(Recorded information):
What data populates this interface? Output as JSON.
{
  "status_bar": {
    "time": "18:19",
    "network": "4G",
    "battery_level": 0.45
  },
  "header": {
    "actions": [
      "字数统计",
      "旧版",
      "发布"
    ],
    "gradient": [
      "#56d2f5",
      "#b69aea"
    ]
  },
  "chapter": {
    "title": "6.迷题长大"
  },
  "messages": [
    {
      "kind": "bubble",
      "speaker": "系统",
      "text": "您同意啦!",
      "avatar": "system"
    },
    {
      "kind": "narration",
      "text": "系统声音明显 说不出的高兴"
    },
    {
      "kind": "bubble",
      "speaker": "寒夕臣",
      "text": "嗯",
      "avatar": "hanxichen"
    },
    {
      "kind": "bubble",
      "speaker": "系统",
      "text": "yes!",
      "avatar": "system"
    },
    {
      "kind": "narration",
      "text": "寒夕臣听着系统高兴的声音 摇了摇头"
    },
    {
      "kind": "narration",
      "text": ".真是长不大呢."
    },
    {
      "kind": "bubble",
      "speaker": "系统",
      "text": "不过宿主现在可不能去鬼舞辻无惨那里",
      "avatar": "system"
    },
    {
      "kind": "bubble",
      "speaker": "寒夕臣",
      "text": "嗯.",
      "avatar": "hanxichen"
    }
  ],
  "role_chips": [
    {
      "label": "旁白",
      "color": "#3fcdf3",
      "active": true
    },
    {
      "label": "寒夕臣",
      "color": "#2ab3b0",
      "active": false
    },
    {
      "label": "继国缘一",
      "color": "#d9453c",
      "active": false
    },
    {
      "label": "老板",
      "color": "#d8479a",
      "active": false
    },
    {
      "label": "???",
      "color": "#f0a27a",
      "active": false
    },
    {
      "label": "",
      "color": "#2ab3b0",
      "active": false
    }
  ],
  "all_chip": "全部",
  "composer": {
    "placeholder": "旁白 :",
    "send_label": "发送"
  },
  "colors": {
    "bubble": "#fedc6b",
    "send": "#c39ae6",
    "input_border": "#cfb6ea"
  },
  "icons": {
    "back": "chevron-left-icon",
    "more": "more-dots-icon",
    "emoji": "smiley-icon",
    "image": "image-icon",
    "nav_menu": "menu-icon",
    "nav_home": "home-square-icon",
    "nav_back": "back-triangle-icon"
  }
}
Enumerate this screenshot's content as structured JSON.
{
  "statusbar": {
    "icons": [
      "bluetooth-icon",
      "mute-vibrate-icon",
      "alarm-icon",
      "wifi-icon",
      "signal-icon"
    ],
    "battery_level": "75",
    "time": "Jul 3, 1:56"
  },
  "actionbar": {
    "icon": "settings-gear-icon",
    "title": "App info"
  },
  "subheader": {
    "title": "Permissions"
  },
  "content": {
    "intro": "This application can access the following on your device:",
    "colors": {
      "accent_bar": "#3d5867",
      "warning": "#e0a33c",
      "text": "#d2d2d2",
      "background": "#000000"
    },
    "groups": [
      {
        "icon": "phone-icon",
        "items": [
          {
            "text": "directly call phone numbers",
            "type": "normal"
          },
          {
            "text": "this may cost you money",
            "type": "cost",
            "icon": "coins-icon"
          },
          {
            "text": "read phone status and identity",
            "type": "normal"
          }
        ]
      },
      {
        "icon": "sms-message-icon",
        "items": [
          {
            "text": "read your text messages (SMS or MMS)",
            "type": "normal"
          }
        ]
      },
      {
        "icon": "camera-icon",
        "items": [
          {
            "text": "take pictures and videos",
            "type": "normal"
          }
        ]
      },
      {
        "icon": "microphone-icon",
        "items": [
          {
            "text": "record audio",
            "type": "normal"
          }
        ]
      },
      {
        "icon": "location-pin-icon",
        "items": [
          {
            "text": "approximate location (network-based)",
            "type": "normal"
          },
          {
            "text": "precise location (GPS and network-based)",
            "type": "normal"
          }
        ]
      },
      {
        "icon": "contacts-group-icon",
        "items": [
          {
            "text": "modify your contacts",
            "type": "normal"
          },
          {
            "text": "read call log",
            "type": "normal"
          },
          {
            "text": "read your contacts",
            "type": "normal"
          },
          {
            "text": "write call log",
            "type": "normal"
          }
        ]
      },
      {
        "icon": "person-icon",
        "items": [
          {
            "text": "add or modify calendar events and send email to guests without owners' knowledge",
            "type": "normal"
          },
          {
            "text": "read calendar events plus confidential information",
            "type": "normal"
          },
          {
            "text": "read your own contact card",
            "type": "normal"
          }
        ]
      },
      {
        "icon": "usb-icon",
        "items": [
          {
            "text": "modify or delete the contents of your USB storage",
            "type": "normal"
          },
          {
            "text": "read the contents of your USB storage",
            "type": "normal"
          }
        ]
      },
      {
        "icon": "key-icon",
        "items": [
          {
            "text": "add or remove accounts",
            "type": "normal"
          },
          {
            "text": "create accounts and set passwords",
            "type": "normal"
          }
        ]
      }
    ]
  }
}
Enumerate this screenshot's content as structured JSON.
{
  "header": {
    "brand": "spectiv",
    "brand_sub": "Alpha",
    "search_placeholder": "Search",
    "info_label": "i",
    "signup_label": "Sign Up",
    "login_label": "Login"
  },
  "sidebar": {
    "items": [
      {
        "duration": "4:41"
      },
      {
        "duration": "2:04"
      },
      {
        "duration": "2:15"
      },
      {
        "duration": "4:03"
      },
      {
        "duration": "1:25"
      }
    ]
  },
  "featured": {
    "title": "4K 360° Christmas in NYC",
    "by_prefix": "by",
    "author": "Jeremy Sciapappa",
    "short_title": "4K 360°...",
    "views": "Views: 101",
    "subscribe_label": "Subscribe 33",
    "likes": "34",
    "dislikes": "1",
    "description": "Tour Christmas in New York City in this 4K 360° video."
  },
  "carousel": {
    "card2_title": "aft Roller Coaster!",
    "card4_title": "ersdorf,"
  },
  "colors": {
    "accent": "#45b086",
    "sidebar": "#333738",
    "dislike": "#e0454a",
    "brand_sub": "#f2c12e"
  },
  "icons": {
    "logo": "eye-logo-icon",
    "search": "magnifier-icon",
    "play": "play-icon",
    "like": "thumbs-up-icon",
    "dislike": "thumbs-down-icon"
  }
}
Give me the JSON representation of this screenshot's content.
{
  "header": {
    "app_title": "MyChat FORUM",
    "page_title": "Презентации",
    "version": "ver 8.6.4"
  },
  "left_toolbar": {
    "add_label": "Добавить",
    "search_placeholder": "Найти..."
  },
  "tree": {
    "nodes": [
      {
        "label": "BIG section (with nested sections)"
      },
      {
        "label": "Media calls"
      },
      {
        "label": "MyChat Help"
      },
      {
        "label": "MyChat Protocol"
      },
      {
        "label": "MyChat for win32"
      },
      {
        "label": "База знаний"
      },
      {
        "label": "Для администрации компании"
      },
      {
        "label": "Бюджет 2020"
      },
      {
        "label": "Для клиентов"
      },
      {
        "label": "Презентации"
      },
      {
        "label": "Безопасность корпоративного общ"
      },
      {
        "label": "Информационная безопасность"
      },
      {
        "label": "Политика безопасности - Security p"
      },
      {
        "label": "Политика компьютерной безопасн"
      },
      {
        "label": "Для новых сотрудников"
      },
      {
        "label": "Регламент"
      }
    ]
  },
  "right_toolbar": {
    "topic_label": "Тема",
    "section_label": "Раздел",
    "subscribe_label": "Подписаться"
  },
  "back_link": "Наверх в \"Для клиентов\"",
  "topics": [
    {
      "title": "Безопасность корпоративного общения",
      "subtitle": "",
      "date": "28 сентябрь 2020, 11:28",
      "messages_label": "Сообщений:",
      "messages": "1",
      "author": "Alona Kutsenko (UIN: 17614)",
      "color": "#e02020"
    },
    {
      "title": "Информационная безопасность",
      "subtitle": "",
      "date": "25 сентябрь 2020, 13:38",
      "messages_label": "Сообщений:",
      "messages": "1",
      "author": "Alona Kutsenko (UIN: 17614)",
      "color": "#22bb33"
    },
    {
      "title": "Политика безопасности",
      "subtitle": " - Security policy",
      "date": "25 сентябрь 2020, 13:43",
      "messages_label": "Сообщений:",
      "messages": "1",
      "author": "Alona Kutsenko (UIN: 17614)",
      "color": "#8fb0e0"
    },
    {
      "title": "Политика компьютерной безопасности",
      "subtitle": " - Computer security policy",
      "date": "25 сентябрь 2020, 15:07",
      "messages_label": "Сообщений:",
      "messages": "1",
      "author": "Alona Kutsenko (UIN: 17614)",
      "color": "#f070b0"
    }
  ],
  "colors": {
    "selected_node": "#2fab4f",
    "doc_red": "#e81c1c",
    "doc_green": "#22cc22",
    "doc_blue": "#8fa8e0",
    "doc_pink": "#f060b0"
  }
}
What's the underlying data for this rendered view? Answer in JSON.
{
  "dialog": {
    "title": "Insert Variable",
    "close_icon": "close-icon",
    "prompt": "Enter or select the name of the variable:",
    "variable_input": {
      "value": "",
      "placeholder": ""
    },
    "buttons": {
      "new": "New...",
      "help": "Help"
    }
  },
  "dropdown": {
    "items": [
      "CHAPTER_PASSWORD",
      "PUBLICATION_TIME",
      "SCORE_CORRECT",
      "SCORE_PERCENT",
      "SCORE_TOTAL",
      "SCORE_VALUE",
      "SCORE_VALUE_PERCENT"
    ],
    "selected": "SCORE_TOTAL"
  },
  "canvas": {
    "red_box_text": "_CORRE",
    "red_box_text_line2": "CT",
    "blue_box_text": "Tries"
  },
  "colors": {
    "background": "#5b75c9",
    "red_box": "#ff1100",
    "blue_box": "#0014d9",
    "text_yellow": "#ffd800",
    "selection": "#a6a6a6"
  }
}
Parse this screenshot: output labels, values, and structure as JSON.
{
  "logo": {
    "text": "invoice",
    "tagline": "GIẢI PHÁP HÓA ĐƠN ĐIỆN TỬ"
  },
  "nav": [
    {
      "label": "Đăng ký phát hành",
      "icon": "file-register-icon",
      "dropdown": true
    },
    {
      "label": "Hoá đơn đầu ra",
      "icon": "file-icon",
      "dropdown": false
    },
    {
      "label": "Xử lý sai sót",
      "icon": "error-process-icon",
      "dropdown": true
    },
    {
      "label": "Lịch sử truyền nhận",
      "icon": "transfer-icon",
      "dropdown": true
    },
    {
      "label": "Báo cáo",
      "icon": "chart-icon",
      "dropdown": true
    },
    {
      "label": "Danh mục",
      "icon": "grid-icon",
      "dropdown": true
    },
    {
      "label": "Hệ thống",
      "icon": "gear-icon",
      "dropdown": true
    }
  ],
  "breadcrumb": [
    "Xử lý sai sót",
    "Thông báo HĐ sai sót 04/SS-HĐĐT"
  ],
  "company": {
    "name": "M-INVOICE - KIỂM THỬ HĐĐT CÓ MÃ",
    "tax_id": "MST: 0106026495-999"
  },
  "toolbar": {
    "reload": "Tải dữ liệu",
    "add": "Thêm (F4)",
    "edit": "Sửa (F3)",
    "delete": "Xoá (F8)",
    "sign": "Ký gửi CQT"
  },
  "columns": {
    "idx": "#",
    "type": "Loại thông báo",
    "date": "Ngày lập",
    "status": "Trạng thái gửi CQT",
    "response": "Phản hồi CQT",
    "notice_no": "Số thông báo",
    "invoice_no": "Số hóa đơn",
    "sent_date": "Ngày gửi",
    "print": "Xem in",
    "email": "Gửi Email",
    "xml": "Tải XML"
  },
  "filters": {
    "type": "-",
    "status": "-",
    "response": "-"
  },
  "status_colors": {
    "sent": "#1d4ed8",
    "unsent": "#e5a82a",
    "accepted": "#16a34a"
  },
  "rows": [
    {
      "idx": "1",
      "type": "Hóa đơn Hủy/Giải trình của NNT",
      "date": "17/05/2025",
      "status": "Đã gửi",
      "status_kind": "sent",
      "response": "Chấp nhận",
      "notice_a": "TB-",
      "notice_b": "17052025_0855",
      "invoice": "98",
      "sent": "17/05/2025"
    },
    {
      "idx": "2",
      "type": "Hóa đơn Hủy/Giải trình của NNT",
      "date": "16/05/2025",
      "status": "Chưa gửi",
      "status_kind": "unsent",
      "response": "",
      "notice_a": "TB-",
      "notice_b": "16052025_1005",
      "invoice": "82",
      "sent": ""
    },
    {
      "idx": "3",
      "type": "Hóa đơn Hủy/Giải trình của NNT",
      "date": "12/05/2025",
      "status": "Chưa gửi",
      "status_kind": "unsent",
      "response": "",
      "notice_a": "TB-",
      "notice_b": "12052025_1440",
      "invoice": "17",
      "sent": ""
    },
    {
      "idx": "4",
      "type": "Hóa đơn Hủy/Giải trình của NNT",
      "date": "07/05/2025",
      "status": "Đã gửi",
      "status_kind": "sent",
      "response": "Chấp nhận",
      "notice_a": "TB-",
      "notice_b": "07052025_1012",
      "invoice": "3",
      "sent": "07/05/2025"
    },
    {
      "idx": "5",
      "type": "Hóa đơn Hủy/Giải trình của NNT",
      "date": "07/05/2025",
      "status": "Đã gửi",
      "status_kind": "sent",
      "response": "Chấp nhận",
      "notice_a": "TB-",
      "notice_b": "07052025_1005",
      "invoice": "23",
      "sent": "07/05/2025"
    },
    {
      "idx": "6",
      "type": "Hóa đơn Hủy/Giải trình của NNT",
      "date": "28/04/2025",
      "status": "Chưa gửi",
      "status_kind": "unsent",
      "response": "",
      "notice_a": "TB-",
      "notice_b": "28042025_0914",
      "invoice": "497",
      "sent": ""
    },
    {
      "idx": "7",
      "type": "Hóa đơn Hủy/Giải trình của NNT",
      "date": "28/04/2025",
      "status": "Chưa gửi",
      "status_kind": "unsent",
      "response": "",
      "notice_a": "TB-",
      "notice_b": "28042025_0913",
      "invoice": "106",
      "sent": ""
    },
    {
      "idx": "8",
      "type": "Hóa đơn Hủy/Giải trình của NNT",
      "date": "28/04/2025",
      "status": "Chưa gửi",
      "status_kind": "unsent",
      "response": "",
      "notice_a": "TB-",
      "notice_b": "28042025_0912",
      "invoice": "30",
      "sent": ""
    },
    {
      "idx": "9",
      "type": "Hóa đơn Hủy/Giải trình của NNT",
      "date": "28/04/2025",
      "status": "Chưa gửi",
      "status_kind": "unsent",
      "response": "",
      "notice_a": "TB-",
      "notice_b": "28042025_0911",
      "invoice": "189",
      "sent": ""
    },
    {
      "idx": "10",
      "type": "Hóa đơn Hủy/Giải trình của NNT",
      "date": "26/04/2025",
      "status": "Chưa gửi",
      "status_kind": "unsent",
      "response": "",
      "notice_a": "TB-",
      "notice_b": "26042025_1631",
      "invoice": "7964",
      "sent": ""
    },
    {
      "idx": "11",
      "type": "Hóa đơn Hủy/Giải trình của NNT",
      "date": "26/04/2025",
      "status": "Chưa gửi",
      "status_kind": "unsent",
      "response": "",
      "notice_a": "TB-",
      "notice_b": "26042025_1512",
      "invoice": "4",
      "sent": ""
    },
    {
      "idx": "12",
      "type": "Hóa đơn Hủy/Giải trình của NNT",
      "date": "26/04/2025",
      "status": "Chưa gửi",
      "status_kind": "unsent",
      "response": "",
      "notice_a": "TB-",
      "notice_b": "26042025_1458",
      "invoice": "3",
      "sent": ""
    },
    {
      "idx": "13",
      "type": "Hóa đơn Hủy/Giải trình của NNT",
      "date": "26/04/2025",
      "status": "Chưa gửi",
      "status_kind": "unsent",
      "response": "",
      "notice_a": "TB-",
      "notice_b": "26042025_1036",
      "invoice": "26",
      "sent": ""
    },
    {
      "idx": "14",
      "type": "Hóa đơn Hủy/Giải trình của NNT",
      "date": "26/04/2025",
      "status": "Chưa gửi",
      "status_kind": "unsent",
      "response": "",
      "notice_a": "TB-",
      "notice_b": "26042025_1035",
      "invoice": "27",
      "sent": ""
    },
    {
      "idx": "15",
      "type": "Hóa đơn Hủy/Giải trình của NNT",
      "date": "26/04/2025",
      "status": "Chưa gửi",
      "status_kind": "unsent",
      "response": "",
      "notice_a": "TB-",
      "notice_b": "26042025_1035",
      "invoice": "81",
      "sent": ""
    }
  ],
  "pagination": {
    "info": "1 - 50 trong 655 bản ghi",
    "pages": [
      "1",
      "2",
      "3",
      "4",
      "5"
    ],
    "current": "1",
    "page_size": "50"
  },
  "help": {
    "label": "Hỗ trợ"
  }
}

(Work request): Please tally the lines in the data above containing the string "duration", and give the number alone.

(Response area): 5